Hong Kong, Apr 22 (EFE).- A Hong Kong court Thursday imposed a fine of $800 on a journalist for making false statements in obtaining official data for an award-winning documentary about 2019 anti-government protests.
It is the first time that a court has sentenced a journalist for reporting about the anti-government protests.
It has raised fears over the dwindling press freedom as China widens its political crackdown for greater control over the former British colony.
Bao Choy Yuk-ling, 37, a freelance producer of public broadcaster RTHK, was found guilty on two counts of making a false declaration to obtain car license plate information from the public vehicle database.
Choy, arrested in November 2020, has pleaded not guilty to the charges.
Principal magistrate of West Kowloon Court Ivy Chui imposed HK$3,000 on her for each of the two charges.
Choy was one of the producers of an RTHK documentary “7.21 Who Owns the Truth,” aired in July 2020 to mark the first anniversary of a vicious mob attack in the suburb of Yuen Long.
The mob attack, which involved a group of white-clad men assaulting pro-democracy protesters and passengers at a metro station with iron rods and rattan sticks and injuring dozens, was a turning point in the protest movement.
It significantly heightened police-protester tensions.
The documentary, which won the prestigious annual Kam Yiu-yu Press Freedom Award Wednesday, tracks down the perpetrators behind the attack.
Choy searched through the vehicle database in May and June 2020 for information on a car owner believed to be involved in the attack.
Citizens can obtain vehicle license information via the database for transport-related reasons only, as per the Hong Kong transport law.
In the past, however, journalists have accessed government databases for investigative reporting without being prosecuted.
Speaking after the ruling, a tearful Choy said she was upset that the court ruled against a journalistic practice that had been in use for years.
She called for journalists to safeguard their journalistic values and not to give up.
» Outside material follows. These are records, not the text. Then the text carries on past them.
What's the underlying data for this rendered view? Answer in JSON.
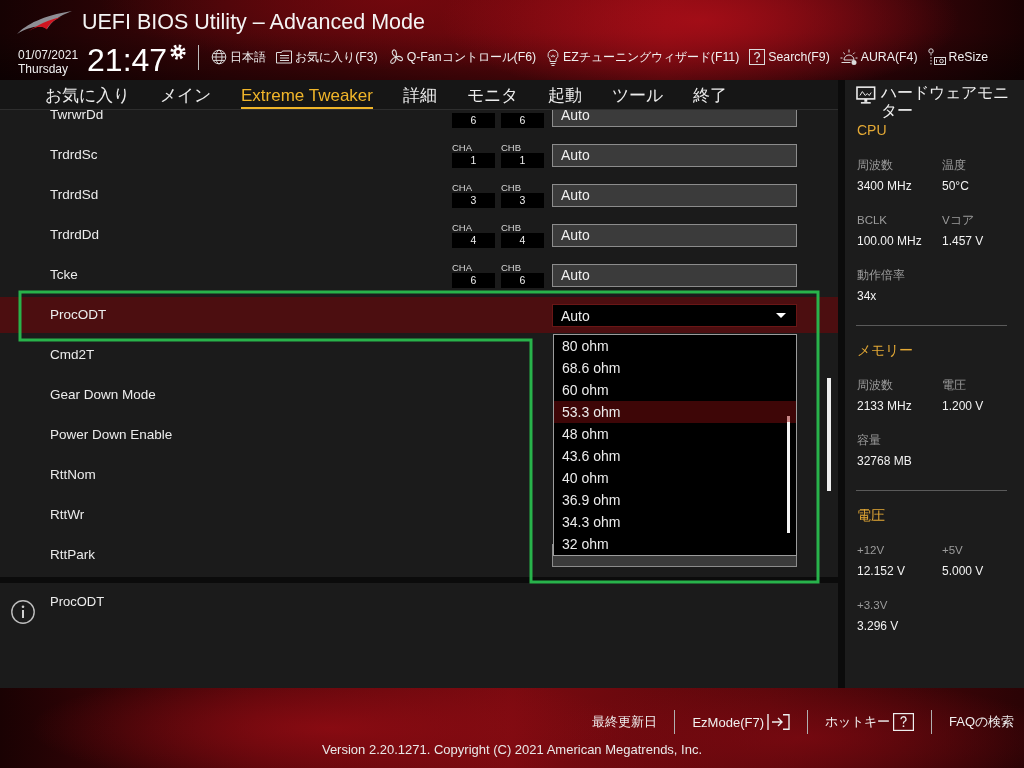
{
  "header": {
    "title": "UEFI BIOS Utility – Advanced Mode",
    "date": "01/07/2021",
    "weekday": "Thursday",
    "time": "21:47",
    "toolbar": [
      {
        "label": "日本語",
        "kind": "language"
      },
      {
        "label": "お気に入り(F3)",
        "kind": "favorites"
      },
      {
        "label": "Q-Fanコントロール(F6)",
        "kind": "fan"
      },
      {
        "label": "EZチューニングウィザード(F11)",
        "kind": "wizard"
      },
      {
        "label": "Search(F9)",
        "kind": "search"
      },
      {
        "label": "AURA(F4)",
        "kind": "aura"
      },
      {
        "label": "ReSize",
        "kind": "resize"
      }
    ]
  },
  "tabs": [
    {
      "label": "お気に入り",
      "selected": false
    },
    {
      "label": "メイン",
      "selected": false
    },
    {
      "label": "Extreme Tweaker",
      "selected": true
    },
    {
      "label": "詳細",
      "selected": false
    },
    {
      "label": "モニタ",
      "selected": false
    },
    {
      "label": "起動",
      "selected": false
    },
    {
      "label": "ツール",
      "selected": false
    },
    {
      "label": "終了",
      "selected": false
    }
  ],
  "settings": {
    "rows": [
      {
        "name": "TwrwrDd",
        "kind": "timing",
        "selected": false,
        "channels": [
          {
            "value": "6"
          },
          {
            "value": "6"
          }
        ],
        "value": "Auto"
      },
      {
        "name": "TrdrdSc",
        "kind": "timing",
        "selected": false,
        "channels": [
          {
            "label": "CHA",
            "value": "1"
          },
          {
            "label": "CHB",
            "value": "1"
          }
        ],
        "value": "Auto"
      },
      {
        "name": "TrdrdSd",
        "kind": "timing",
        "selected": false,
        "channels": [
          {
            "label": "CHA",
            "value": "3"
          },
          {
            "label": "CHB",
            "value": "3"
          }
        ],
        "value": "Auto"
      },
      {
        "name": "TrdrdDd",
        "kind": "timing",
        "selected": false,
        "channels": [
          {
            "label": "CHA",
            "value": "4"
          },
          {
            "label": "CHB",
            "value": "4"
          }
        ],
        "value": "Auto"
      },
      {
        "name": "Tcke",
        "kind": "timing",
        "selected": false,
        "channels": [
          {
            "label": "CHA",
            "value": "6"
          },
          {
            "label": "CHB",
            "value": "6"
          }
        ],
        "value": "Auto"
      },
      {
        "name": "ProcODT",
        "kind": "select",
        "selected": true,
        "expanded": true,
        "value": "Auto",
        "options": [
          {
            "label": "80 ohm",
            "selected": false
          },
          {
            "label": "68.6 ohm",
            "selected": false
          },
          {
            "label": "60 ohm",
            "selected": false
          },
          {
            "label": "53.3 ohm",
            "selected": true
          },
          {
            "label": "48 ohm",
            "selected": false
          },
          {
            "label": "43.6 ohm",
            "selected": false
          },
          {
            "label": "40 ohm",
            "selected": false
          },
          {
            "label": "36.9 ohm",
            "selected": false
          },
          {
            "label": "34.3 ohm",
            "selected": false
          },
          {
            "label": "32 ohm",
            "selected": false
          }
        ]
      },
      {
        "name": "Cmd2T",
        "kind": "covered",
        "selected": false
      },
      {
        "name": "Gear Down Mode",
        "kind": "covered",
        "selected": false
      },
      {
        "name": "Power Down Enable",
        "kind": "covered",
        "selected": false
      },
      {
        "name": "RttNom",
        "kind": "covered",
        "selected": false
      },
      {
        "name": "RttWr",
        "kind": "covered",
        "selected": false
      },
      {
        "name": "RttPark",
        "kind": "peek",
        "selected": false
      }
    ]
  },
  "help": {
    "text": "ProcODT"
  },
  "hardware_monitor": {
    "title": "ハードウェアモニター",
    "sections": [
      {
        "title": "CPU",
        "items": [
          {
            "label": "周波数",
            "value": "3400 MHz"
          },
          {
            "label": "温度",
            "value": "50°C"
          },
          {
            "label": "BCLK",
            "value": "100.00 MHz"
          },
          {
            "label": "Vコア",
            "value": "1.457 V"
          },
          {
            "label": "動作倍率",
            "value": "34x"
          }
        ]
      },
      {
        "title": "メモリー",
        "items": [
          {
            "label": "周波数",
            "value": "2133 MHz"
          },
          {
            "label": "電圧",
            "value": "1.200 V"
          },
          {
            "label": "容量",
            "value": "32768 MB"
          }
        ]
      },
      {
        "title": "電圧",
        "items": [
          {
            "label": "+12V",
            "value": "12.152 V"
          },
          {
            "label": "+5V",
            "value": "5.000 V"
          },
          {
            "label": "+3.3V",
            "value": "3.296 V"
          }
        ]
      }
    ]
  },
  "footer": {
    "links": [
      {
        "label": "最終更新日",
        "kind": "text"
      },
      {
        "label": "EzMode(F7)",
        "kind": "exit"
      },
      {
        "label": "ホットキー",
        "kind": "keys"
      },
      {
        "label": "FAQの検索",
        "kind": "text"
      }
    ],
    "copyright": "Version 2.20.1271. Copyright (C) 2021 American Megatrends, Inc."
  },
  "annotation": {
    "outline": true
  }
}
Chris Yeung, chairman of the Hong Kong Journalists Association (HKJA), said the conviction “sounded the death knell” for press freedom in Hong Kong.